Dataset rows describing interfaces:
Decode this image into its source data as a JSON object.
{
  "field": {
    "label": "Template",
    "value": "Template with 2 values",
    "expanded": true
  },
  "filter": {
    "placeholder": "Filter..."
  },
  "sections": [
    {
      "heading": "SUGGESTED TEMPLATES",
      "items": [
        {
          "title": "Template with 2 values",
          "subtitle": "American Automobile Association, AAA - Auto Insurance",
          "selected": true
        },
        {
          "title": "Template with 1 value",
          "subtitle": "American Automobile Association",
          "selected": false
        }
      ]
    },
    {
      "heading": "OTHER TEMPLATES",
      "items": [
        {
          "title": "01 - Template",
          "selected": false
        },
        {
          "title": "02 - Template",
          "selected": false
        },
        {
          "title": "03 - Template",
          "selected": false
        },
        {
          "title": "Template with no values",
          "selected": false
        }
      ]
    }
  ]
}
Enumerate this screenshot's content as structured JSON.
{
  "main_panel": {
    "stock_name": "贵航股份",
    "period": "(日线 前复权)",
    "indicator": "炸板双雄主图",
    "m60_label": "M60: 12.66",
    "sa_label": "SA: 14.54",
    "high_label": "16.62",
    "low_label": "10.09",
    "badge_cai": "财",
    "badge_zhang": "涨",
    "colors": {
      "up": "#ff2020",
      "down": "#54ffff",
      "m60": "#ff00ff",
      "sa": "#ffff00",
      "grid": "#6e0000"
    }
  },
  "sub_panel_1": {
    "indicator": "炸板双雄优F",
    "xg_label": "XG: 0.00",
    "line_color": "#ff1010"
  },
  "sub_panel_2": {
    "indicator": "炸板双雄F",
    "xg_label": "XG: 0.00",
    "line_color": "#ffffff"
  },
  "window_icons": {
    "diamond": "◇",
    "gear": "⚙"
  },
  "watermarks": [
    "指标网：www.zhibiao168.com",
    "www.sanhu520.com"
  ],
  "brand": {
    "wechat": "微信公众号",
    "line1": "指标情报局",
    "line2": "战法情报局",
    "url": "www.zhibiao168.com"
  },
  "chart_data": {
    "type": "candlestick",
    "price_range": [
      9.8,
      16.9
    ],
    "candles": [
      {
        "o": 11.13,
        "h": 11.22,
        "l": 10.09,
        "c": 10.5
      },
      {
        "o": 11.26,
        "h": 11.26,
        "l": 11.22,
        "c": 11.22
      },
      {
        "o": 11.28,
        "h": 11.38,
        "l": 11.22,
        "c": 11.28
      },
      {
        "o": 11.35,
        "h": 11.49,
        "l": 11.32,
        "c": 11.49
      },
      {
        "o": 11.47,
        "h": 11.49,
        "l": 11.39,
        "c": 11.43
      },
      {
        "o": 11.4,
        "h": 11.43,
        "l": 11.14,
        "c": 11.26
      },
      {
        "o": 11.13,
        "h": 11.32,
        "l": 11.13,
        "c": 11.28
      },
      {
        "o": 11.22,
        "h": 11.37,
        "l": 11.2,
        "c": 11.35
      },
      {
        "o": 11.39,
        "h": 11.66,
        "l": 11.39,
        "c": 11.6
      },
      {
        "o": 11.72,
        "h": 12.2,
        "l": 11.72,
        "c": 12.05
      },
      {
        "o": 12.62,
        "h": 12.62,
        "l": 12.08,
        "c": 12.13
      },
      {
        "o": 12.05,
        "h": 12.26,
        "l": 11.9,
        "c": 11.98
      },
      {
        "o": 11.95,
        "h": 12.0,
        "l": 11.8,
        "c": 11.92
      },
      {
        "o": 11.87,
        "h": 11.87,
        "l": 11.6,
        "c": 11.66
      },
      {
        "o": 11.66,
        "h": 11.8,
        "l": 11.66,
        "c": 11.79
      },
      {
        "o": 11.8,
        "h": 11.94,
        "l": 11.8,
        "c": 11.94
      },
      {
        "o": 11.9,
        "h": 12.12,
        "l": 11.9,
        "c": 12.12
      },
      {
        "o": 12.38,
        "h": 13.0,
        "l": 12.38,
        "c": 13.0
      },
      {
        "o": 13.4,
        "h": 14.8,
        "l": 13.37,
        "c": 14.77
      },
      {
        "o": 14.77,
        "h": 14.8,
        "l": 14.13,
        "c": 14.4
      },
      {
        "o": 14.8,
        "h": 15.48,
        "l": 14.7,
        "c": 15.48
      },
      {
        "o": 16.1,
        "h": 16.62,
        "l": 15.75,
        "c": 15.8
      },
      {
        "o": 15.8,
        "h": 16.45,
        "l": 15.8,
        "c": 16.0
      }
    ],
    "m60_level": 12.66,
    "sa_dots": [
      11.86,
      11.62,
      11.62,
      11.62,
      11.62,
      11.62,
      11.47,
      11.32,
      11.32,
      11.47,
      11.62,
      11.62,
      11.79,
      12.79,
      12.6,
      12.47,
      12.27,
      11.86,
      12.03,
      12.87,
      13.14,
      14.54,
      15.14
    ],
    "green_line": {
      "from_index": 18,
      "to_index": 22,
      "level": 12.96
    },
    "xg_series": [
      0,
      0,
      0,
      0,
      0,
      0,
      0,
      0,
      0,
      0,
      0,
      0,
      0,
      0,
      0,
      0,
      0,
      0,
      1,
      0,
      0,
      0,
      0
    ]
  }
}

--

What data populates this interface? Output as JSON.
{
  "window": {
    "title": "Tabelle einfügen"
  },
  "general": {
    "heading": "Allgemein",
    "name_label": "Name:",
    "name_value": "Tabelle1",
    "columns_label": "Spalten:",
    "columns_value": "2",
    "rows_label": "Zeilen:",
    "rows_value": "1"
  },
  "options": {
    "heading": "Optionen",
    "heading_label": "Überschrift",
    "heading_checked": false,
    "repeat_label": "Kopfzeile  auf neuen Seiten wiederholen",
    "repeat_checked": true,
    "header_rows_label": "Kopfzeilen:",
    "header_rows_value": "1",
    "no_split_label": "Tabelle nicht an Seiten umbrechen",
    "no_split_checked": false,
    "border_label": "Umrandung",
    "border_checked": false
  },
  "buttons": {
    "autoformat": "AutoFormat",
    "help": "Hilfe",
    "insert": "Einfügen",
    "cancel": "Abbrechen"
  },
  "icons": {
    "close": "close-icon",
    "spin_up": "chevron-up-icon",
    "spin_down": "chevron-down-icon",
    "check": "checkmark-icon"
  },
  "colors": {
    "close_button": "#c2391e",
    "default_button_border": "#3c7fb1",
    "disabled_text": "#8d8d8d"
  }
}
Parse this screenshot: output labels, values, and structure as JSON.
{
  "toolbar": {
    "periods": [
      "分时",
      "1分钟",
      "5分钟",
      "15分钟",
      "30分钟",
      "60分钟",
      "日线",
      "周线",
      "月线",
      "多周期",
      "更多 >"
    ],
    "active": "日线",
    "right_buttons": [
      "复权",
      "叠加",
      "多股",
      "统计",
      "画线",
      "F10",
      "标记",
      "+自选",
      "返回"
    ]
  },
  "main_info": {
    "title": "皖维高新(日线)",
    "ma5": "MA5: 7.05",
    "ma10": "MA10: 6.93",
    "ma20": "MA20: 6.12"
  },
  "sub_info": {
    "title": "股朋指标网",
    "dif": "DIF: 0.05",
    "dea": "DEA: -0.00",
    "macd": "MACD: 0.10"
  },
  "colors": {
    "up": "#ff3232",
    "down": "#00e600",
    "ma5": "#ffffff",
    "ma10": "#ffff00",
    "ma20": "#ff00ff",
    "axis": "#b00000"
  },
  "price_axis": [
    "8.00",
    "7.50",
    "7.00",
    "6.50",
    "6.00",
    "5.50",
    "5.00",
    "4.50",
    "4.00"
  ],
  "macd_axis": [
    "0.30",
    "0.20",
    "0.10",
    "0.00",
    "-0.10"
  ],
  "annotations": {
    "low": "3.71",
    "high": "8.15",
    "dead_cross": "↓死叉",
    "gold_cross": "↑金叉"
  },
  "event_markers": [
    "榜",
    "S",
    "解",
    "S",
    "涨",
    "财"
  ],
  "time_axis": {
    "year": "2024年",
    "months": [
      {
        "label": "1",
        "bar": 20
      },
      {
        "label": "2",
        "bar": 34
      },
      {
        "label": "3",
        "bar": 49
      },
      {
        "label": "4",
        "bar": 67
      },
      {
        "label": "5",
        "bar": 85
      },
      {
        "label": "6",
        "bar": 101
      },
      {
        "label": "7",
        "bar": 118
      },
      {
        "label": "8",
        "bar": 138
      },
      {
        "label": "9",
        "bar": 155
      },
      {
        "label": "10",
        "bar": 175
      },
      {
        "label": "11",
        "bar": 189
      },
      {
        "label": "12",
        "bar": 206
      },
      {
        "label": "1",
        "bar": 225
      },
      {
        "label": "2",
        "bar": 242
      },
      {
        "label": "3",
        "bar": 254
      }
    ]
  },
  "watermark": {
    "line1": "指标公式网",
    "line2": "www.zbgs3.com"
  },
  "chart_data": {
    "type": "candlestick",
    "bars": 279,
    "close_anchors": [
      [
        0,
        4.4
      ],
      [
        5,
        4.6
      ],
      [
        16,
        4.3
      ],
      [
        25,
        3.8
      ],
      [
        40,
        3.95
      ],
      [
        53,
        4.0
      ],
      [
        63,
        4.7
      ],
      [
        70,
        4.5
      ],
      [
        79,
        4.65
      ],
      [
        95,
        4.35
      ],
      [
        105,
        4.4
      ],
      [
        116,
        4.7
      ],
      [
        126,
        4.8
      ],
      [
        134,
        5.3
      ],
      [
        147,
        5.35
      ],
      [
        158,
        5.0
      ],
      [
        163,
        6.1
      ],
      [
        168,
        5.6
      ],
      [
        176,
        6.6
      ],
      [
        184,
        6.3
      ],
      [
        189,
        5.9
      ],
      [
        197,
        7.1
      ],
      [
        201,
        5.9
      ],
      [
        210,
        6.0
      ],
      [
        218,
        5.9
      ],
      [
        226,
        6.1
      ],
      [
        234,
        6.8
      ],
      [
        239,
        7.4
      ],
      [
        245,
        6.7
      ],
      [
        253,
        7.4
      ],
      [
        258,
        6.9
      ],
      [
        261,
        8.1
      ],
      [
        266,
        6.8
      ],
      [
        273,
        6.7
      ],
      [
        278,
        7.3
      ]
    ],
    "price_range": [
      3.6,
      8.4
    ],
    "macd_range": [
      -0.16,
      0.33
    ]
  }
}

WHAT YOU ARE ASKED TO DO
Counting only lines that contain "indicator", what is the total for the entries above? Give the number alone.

EXPECTED ANSWER
3